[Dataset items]
========

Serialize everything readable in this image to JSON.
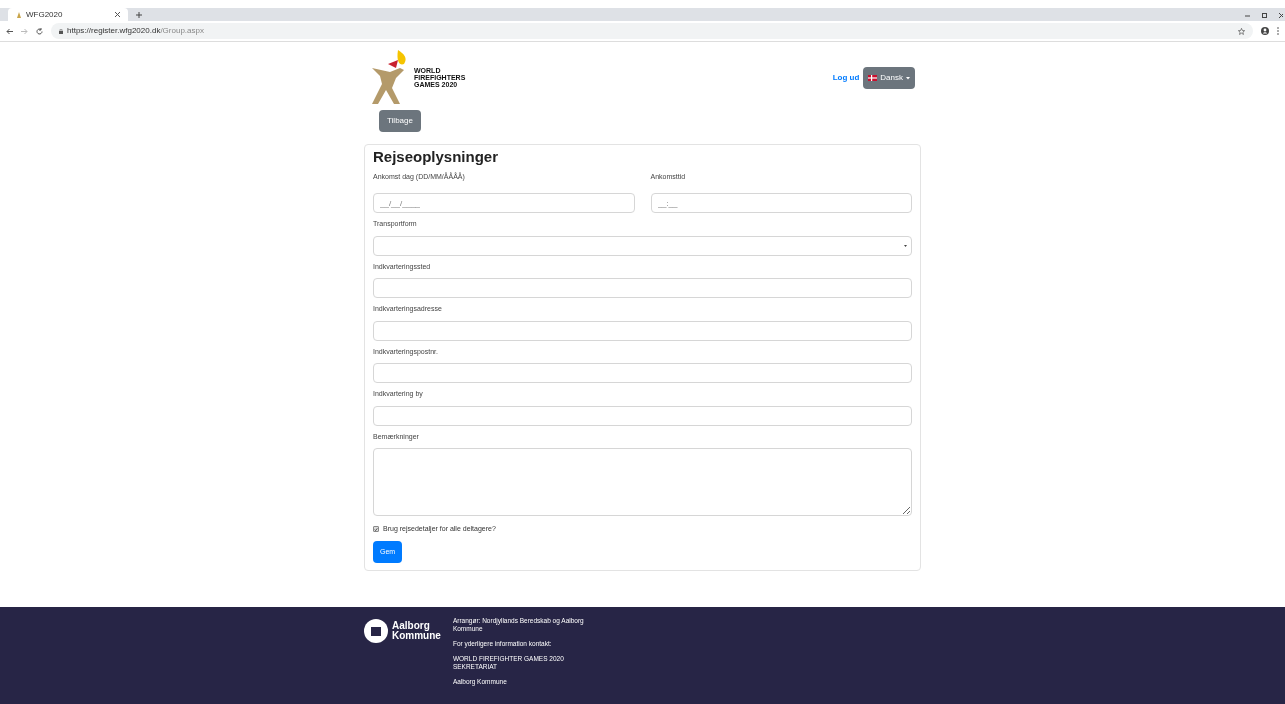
{
  "browser": {
    "tab_title": "WFG2020",
    "url_host": "https://register.wfg2020.dk",
    "url_path": "/Group.aspx"
  },
  "header": {
    "logo_lines": [
      "WORLD",
      "FIREFIGHTERS",
      "GAMES 2020"
    ],
    "logout": "Log ud",
    "language": "Dansk",
    "back_button": "Tilbage"
  },
  "form": {
    "title": "Rejseoplysninger",
    "arrival": [
      {
        "label": "Ankomst dag (DD/MM/ÅÅÅÅ)",
        "placeholder": "__/__/____"
      },
      {
        "label": "Ankomsttid",
        "placeholder": "__:__"
      }
    ],
    "fields": [
      {
        "label": "Transportform",
        "kind": "select"
      },
      {
        "label": "Indkvarteringssted",
        "kind": "text"
      },
      {
        "label": "Indkvarteringsadresse",
        "kind": "text"
      },
      {
        "label": "Indkvarteringspostnr.",
        "kind": "text"
      },
      {
        "label": "Indkvartering by",
        "kind": "text"
      },
      {
        "label": "Bemærkninger",
        "kind": "textarea"
      }
    ],
    "checkbox": {
      "label": "Brug rejsedetaljer for alle deltagere?",
      "checked": true
    },
    "save_button": "Gem"
  },
  "footer": {
    "logo_lines": [
      "Aalborg",
      "Kommune"
    ],
    "paragraphs": [
      "Arrangør: Nordjyllands Beredskab og Aalborg Kommune",
      "For yderligere information kontakt:",
      "WORLD FIREFIGHTER GAMES 2020 SEKRETARIAT",
      "Aalborg Kommune"
    ]
  }
}
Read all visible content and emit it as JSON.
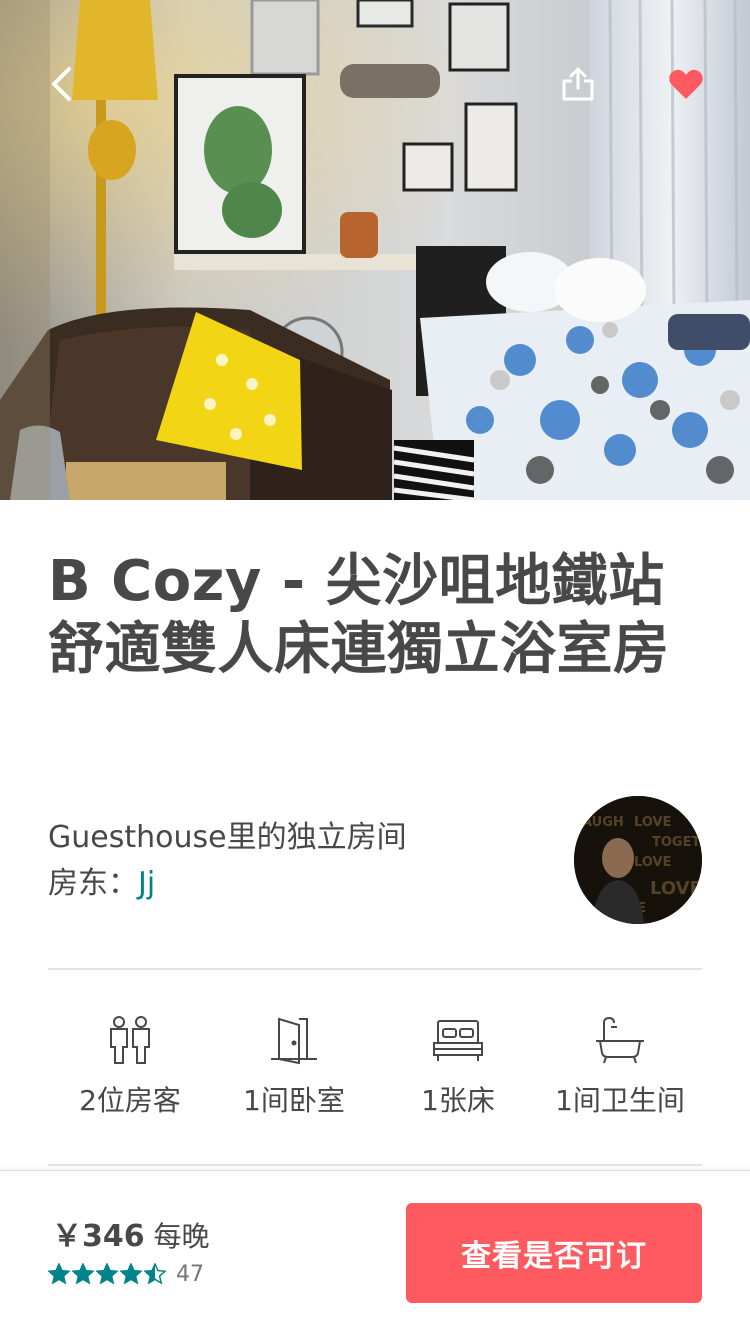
{
  "listing": {
    "title": "B Cozy - 尖沙咀地鐵站舒適雙人床連獨立浴室房",
    "room_type": "Guesthouse里的独立房间",
    "host_label": "房东：",
    "host_name": "Jj"
  },
  "amenities": [
    {
      "icon": "guests-icon",
      "label": "2位房客"
    },
    {
      "icon": "door-icon",
      "label": "1间卧室"
    },
    {
      "icon": "bed-icon",
      "label": "1张床"
    },
    {
      "icon": "bathtub-icon",
      "label": "1间卫生间"
    }
  ],
  "footer": {
    "price_amount": "￥346",
    "price_unit": "每晚",
    "rating": 4.5,
    "review_count": "47",
    "book_label": "查看是否可订"
  },
  "colors": {
    "brand": "#ff5a5f",
    "teal": "#008489",
    "text": "#484848",
    "heart": "#ff5a5f"
  }
}
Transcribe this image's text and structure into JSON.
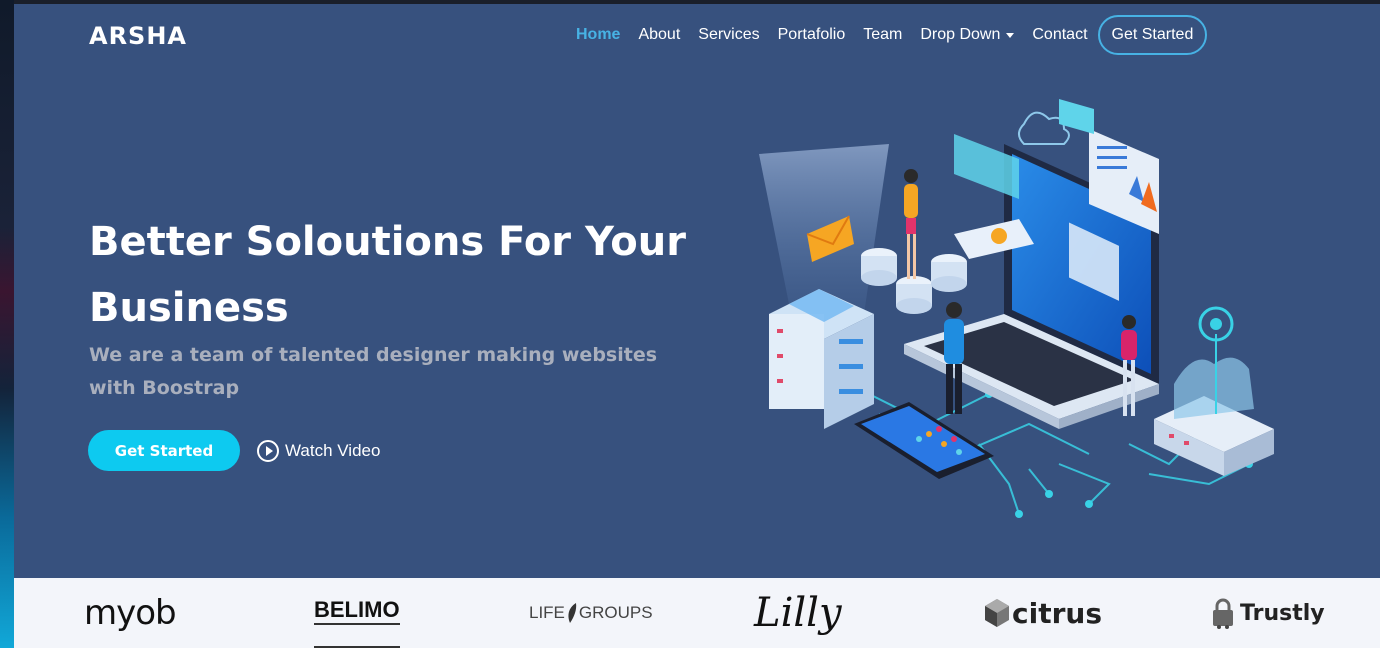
{
  "header": {
    "logo": "ARSHA",
    "nav": [
      {
        "label": "Home",
        "active": true
      },
      {
        "label": "About"
      },
      {
        "label": "Services"
      },
      {
        "label": "Portafolio"
      },
      {
        "label": "Team"
      },
      {
        "label": "Drop Down",
        "dropdown": true
      },
      {
        "label": "Contact"
      }
    ],
    "cta": "Get Started"
  },
  "hero": {
    "title": "Better Soloutions For Your Business",
    "subtitle": "We are a team of talented designer making websites with Boostrap",
    "primary_button": "Get Started",
    "secondary_button": "Watch Video"
  },
  "clients": {
    "logos": [
      {
        "name": "myob",
        "text": "myob"
      },
      {
        "name": "belimo",
        "text": "BELIMO"
      },
      {
        "name": "lifegroups",
        "text_left": "LIFE",
        "text_right": "GROUPS"
      },
      {
        "name": "lilly",
        "text": "Lilly"
      },
      {
        "name": "citrus",
        "text": "citrus"
      },
      {
        "name": "trustly",
        "text": "Trustly"
      }
    ]
  },
  "colors": {
    "hero_bg": "#37517e",
    "accent": "#47b2e4",
    "button": "#0dcaf0",
    "clients_bg": "#f3f5fa"
  }
}
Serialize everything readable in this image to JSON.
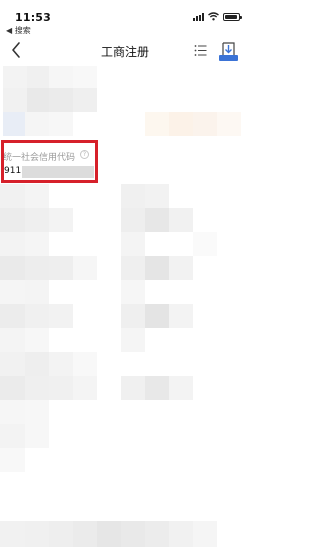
{
  "status_bar": {
    "time": "11:53",
    "back_app": "◀ 搜索"
  },
  "nav": {
    "title": "工商注册",
    "back_icon": "chevron-left-icon",
    "list_icon": "list-icon",
    "download_icon": "download-icon"
  },
  "field": {
    "label": "统一社会信用代码",
    "help_glyph": "?",
    "value_prefix": "9111"
  },
  "colors": {
    "highlight": "#d6202a",
    "badge": "#3b73d6"
  }
}
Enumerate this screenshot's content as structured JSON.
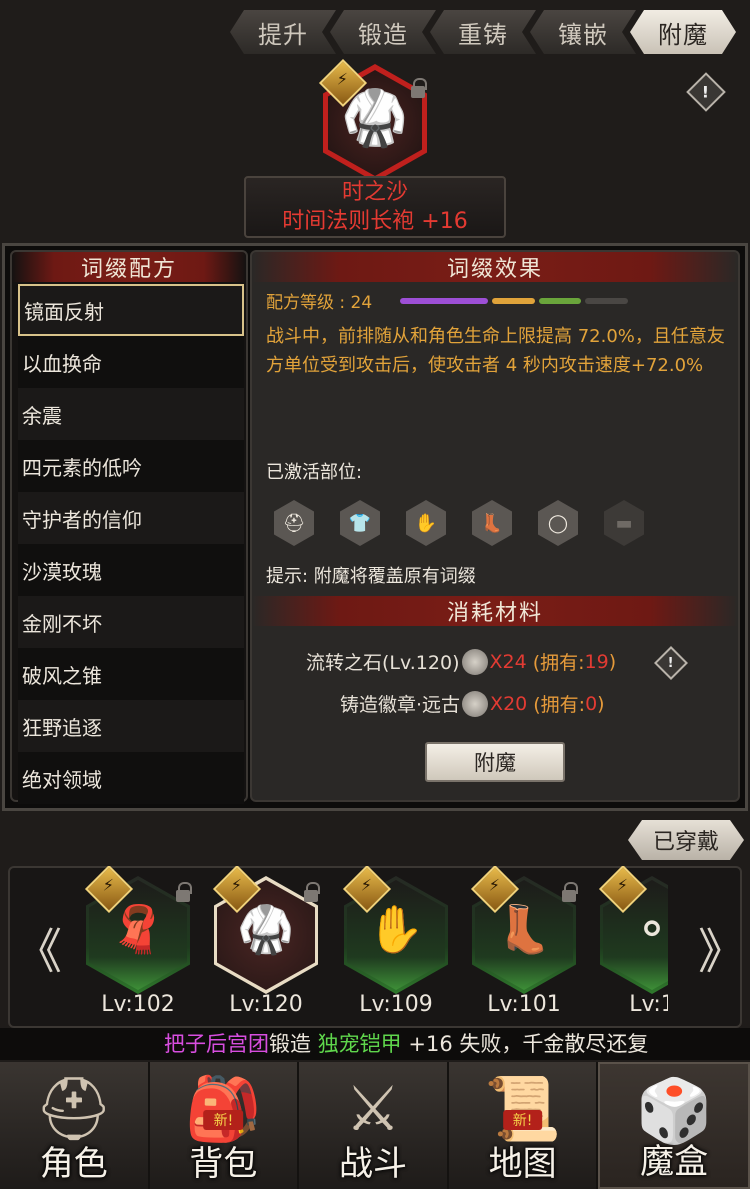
{
  "tabs": [
    {
      "label": "提升"
    },
    {
      "label": "锻造"
    },
    {
      "label": "重铸"
    },
    {
      "label": "镶嵌"
    },
    {
      "label": "附魔"
    }
  ],
  "help_icon": "!",
  "item": {
    "set_name": "时之沙",
    "name": "时间法则长袍 +16",
    "icon": "robe-icon"
  },
  "left_panel": {
    "title": "词缀配方",
    "recipes": [
      "镜面反射",
      "以血换命",
      "余震",
      "四元素的低吟",
      "守护者的信仰",
      "沙漠玫瑰",
      "金刚不坏",
      "破风之锥",
      "狂野追逐",
      "绝对领域"
    ]
  },
  "right_panel": {
    "title": "词缀效果",
    "grade_label": "配方等级 : 24",
    "grade_colors": [
      "#9d4fd6",
      "#e0a33a",
      "#6aa53b",
      "#4a4744"
    ],
    "effect_text": "战斗中，前排随从和角色生命上限提高 72.0%，且任意友方单位受到攻击后，使攻击者 4 秒内攻击速度+72.0%",
    "activated_label": "已激活部位:",
    "slots": [
      {
        "icon": "helmet-icon",
        "glyph": "⛑",
        "active": true
      },
      {
        "icon": "armor-icon",
        "glyph": "👕",
        "active": true
      },
      {
        "icon": "glove-icon",
        "glyph": "✋",
        "active": true
      },
      {
        "icon": "boots-icon",
        "glyph": "👢",
        "active": true
      },
      {
        "icon": "ring-icon",
        "glyph": "◯",
        "active": true
      },
      {
        "icon": "belt-icon",
        "glyph": "▬",
        "active": false
      }
    ],
    "hint": "提示: 附魔将覆盖原有词缀",
    "materials_title": "消耗材料",
    "materials": [
      {
        "name": "流转之石(Lv.120)",
        "qty": "X24",
        "owned_pre": "(拥有: ",
        "owned": "19",
        "owned_post": ")"
      },
      {
        "name": "铸造徽章·远古",
        "qty": "X20",
        "owned_pre": "(拥有: ",
        "owned": "0",
        "owned_post": ")"
      }
    ],
    "enchant_button": "附魔"
  },
  "equipped_label": "已穿戴",
  "carousel": {
    "prev": "《",
    "next": "》",
    "items": [
      {
        "icon": "scarf-icon",
        "glyph": "🧣",
        "level": "Lv:102"
      },
      {
        "icon": "robe-icon",
        "glyph": "🥋",
        "level": "Lv:120"
      },
      {
        "icon": "gauntlet-icon",
        "glyph": "✋",
        "level": "Lv:109"
      },
      {
        "icon": "greaves-icon",
        "glyph": "👢",
        "level": "Lv:101"
      },
      {
        "icon": "necklace-icon",
        "glyph": "⚬",
        "level": "Lv:1"
      }
    ]
  },
  "ticker": {
    "player": "把子后宫团",
    "action": "锻造 ",
    "item": "独宠铠甲",
    "rest": " +16 失败，千金散尽还复"
  },
  "nav": [
    {
      "label": "角色",
      "icon": "helmet-icon",
      "glyph": "⛑",
      "new": ""
    },
    {
      "label": "背包",
      "icon": "backpack-icon",
      "glyph": "🎒",
      "new": "新!"
    },
    {
      "label": "战斗",
      "icon": "sword-shield-icon",
      "glyph": "⚔",
      "new": ""
    },
    {
      "label": "地图",
      "icon": "scroll-icon",
      "glyph": "📜",
      "new": "新!"
    },
    {
      "label": "魔盒",
      "icon": "magic-box-icon",
      "glyph": "🎲",
      "new": ""
    }
  ]
}
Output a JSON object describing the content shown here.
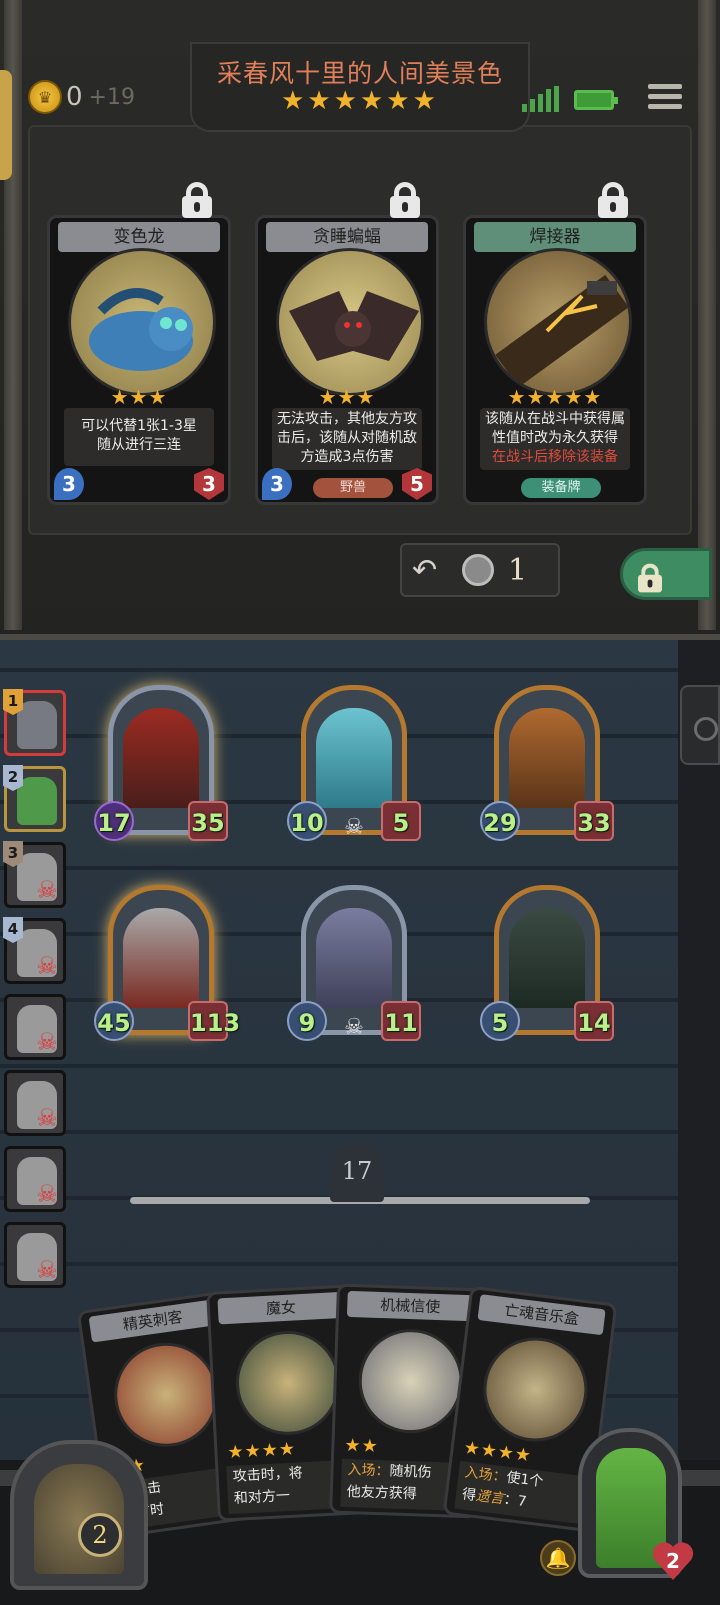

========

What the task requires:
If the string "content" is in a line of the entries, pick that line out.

Solution to this task:
Read all visible content and emit it as JSON.
Enumerate this screenshot's content as structured JSON.
Output a JSON object describing the content shown here.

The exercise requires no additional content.